◆ Raw data
※
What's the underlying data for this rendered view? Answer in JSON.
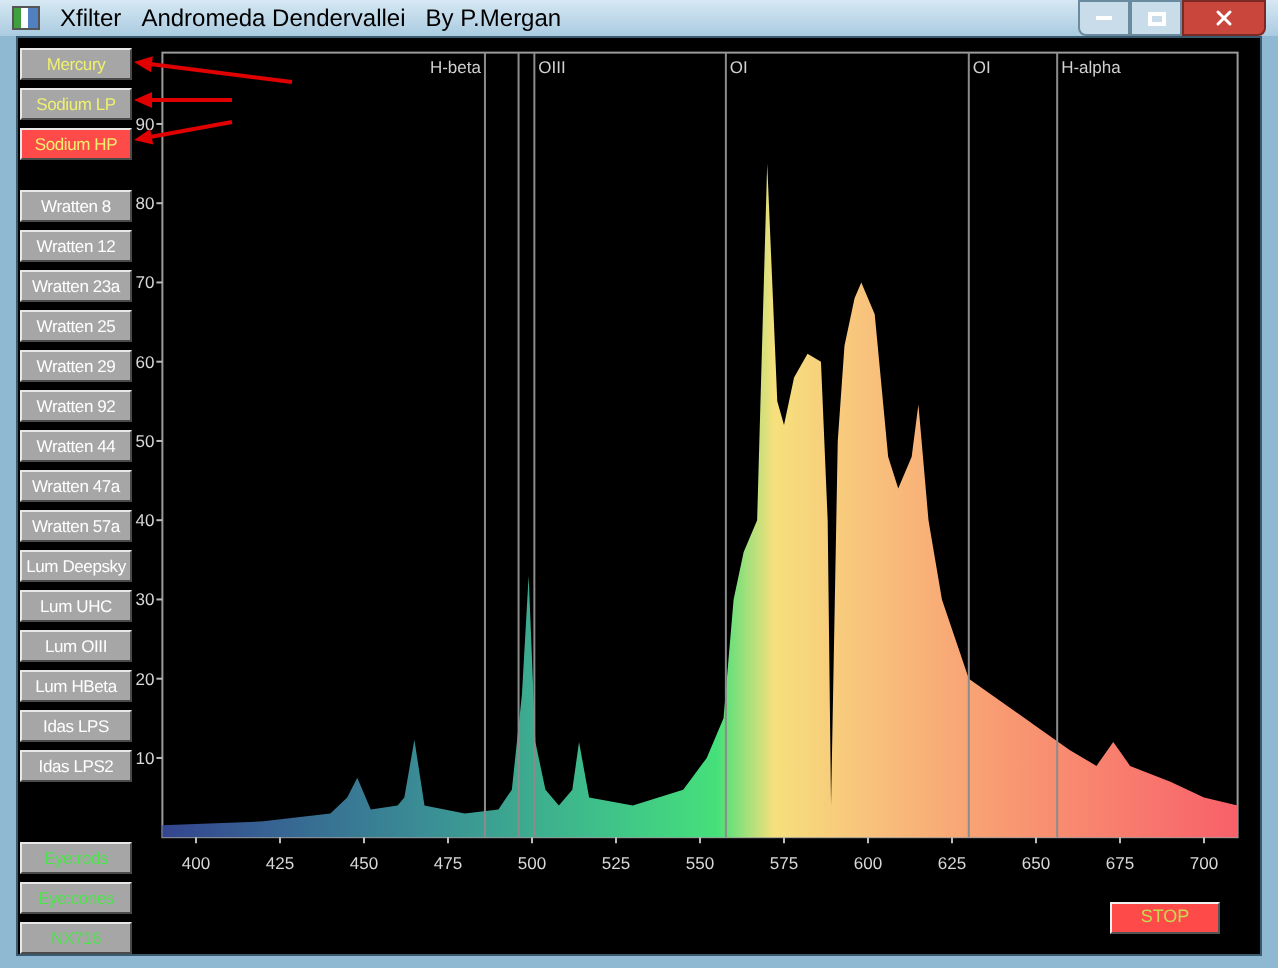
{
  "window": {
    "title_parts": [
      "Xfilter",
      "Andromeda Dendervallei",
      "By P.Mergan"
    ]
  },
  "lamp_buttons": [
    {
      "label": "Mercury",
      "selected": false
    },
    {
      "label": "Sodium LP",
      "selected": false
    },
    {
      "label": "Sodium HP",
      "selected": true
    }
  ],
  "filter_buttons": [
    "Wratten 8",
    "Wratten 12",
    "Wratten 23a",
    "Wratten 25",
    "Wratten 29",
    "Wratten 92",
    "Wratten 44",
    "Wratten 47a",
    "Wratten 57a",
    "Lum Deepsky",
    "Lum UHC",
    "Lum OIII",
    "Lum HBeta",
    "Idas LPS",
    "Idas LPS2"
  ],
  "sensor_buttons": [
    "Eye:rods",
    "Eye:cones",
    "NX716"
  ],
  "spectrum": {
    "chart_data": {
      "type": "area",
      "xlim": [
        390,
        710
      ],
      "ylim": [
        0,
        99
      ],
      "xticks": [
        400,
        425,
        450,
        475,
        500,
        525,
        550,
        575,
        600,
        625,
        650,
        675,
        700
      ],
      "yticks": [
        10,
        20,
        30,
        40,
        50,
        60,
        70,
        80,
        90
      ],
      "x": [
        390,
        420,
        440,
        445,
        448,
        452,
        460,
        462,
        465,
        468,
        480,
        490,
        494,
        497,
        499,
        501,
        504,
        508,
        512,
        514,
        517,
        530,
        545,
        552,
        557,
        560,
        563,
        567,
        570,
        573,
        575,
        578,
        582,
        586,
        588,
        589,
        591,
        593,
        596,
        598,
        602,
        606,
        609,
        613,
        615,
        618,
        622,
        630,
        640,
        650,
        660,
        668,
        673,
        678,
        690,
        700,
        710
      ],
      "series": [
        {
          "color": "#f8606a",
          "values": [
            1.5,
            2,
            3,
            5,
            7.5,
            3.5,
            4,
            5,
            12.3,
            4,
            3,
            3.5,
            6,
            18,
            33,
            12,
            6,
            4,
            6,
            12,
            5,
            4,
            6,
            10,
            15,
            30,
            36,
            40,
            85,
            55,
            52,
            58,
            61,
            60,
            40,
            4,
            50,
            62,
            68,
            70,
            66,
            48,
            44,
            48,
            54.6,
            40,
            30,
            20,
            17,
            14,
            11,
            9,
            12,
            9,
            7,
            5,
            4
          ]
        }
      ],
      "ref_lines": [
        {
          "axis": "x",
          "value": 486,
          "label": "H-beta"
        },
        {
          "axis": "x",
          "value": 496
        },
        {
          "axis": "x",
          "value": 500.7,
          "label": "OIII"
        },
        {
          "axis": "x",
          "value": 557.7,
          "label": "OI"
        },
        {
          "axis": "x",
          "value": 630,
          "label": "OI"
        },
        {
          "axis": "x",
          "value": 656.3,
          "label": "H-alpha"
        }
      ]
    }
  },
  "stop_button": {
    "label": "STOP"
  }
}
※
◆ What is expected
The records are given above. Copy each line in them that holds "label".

◆ Exercise answer
      "label": "Mercury",
      "label": "Sodium LP",
      "label": "Sodium HP",
          "label": "H-beta"
          "label": "OIII"
          "label": "OI"
          "label": "OI"
          "label": "H-alpha"
    "label": "STOP"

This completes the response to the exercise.